Billionaire investor Carl Icahn this morning officially won the auction to buy the stalled Fontainebleau Las Vegas with a bid of $150 million, which includes $105 million in cash.
The U.S. Bankruptcy Court in Miami’s approval was expected after the examiner disqualified two competing bids that he said didn’t meet certain qualifications.
The sale is expected to close on Feb. 9.
Examiner Jeffrey Truitt said in court filings that the two other submissions received by the Jan. 15 deadline didn’t include a required deposit.
The court was told this morning that 157 parties were contacted about bidding on Fontainebleau, but only eight signed confidentiality agreements.
Icahn told the Review-Journal last week that he would wait for the Las Vegas gaming market to settle before deciding how to proceed with the project.
A representative of 17 labor unions that saw 3,000 of its members laid off in late April when the project was closed described Icahn’s takeover of the project as promising.

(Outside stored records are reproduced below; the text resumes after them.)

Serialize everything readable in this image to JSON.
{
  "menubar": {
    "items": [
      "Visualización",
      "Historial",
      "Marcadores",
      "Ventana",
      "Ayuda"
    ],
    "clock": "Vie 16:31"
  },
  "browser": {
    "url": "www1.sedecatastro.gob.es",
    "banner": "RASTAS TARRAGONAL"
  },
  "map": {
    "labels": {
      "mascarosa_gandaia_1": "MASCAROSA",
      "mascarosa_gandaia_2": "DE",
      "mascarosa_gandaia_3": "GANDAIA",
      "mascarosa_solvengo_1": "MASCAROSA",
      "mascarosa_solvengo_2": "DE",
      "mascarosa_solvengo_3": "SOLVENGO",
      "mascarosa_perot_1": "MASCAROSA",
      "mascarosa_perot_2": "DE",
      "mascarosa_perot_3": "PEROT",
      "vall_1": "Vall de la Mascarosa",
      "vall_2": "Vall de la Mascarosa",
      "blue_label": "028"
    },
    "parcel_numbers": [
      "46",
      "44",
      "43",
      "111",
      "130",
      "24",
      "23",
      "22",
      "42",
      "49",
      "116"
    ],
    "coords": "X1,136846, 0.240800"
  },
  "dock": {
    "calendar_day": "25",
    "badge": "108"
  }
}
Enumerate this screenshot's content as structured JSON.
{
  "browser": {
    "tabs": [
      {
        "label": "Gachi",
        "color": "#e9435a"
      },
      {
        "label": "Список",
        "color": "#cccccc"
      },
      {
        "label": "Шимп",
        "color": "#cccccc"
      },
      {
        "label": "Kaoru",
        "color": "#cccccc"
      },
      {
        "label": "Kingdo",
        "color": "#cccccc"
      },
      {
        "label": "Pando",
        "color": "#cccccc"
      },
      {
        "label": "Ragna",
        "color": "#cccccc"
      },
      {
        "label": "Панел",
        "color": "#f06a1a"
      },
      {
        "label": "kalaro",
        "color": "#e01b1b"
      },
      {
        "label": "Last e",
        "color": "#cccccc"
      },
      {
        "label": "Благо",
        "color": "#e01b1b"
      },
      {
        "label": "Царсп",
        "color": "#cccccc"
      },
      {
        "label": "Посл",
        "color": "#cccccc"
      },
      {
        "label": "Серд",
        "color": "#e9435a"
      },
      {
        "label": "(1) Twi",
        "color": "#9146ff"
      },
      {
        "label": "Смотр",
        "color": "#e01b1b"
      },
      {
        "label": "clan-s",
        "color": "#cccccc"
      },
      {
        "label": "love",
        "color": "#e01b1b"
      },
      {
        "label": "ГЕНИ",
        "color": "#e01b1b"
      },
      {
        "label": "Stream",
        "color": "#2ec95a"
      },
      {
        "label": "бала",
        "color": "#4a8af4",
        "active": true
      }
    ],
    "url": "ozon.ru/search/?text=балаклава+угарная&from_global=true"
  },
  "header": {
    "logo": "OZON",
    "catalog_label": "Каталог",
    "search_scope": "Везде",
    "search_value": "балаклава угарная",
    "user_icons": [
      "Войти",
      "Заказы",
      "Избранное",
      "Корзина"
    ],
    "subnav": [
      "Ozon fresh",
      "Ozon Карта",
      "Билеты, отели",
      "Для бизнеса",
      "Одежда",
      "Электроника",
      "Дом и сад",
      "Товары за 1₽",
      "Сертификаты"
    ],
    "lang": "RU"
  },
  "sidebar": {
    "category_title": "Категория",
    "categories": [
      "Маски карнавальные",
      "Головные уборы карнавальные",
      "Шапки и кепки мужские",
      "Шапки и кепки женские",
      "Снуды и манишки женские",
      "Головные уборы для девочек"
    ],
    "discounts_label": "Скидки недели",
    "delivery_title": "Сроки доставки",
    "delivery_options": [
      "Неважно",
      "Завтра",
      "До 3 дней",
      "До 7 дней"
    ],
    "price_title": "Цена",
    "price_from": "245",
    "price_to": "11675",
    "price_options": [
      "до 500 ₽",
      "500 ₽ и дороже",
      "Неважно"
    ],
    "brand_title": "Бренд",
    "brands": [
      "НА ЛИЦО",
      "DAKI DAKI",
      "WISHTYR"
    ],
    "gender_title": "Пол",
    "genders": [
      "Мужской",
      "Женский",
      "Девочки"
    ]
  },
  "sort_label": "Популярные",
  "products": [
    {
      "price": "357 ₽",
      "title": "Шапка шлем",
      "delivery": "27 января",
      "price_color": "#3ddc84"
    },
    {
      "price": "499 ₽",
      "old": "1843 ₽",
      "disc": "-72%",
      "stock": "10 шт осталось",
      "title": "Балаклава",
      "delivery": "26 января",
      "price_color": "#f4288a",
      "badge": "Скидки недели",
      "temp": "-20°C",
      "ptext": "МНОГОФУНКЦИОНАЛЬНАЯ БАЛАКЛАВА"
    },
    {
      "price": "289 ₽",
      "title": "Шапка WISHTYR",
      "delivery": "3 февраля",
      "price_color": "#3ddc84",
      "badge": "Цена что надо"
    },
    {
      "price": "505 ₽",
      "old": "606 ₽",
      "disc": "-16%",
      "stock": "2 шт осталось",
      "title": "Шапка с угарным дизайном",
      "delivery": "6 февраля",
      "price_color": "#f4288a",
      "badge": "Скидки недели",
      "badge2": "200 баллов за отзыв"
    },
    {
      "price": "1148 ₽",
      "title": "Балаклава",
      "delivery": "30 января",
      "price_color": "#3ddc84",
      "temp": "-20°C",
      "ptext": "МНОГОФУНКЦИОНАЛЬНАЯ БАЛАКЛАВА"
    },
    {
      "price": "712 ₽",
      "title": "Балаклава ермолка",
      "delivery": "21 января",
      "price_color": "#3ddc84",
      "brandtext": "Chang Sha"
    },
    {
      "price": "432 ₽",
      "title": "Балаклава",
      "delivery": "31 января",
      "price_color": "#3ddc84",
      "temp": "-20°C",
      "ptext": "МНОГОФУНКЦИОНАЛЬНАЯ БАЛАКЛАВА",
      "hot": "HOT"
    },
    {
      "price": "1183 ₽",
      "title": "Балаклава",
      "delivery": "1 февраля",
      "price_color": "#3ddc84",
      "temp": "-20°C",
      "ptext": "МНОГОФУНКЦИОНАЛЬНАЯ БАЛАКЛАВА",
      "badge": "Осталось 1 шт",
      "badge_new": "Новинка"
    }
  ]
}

“From a Building Trades perspective, this is the step in the right direction instead of sitting there in bankruptcy,” Southern Nevada Building and Construction Trades Secretary-Treasurer Steve Ross said this morning. “We’re being optimistic and positive about it because now somebody actually’s got it. Somebody with a proven track and he’s been successful with properties before. Hopefully, by the second quarter this year maybe we’ll have some activity going on.”
The 3,889-room Fontainebleau filed for Chapter 11 bankruptcy June 9 after nearly $800 million in funding from the lenders was pulled.
The project cost more than $2 billion and was about 70 percent complete when construction was halted, according to its original developer, Miami-based Fontainebleau Resorts.
The Fontainebleau once had a construction budget of almost $3 billion. Analysts project it will take at least a $1 billion to finish construction of the project.
Fontainebleau Las Vegas was designed as a hotel-condo-casino project with a large retail center, restaurants, spa and other amenities.
Ross estimated it would take a year to finish construction on the 27-acre site if Icahn decides to complete the entire project.
Although the unions have not had any direct discussions with contractors or Icahn about restarting the project, Ross said Icahn could choose to complete some components of the project, such as the casino and some hotel rooms, but delay building out others such as the 300,000-square-foot retail center.
“Because of the size of the project, there’s a lot of tenant spaces,” Ross said. “You want to fill those tenant spaces with store owners as well, but are they financially viable to go in there. There’s a lot of variables out there.”
Contact reporter Arnold M. Knightly at email@example.com or 702-477-3893.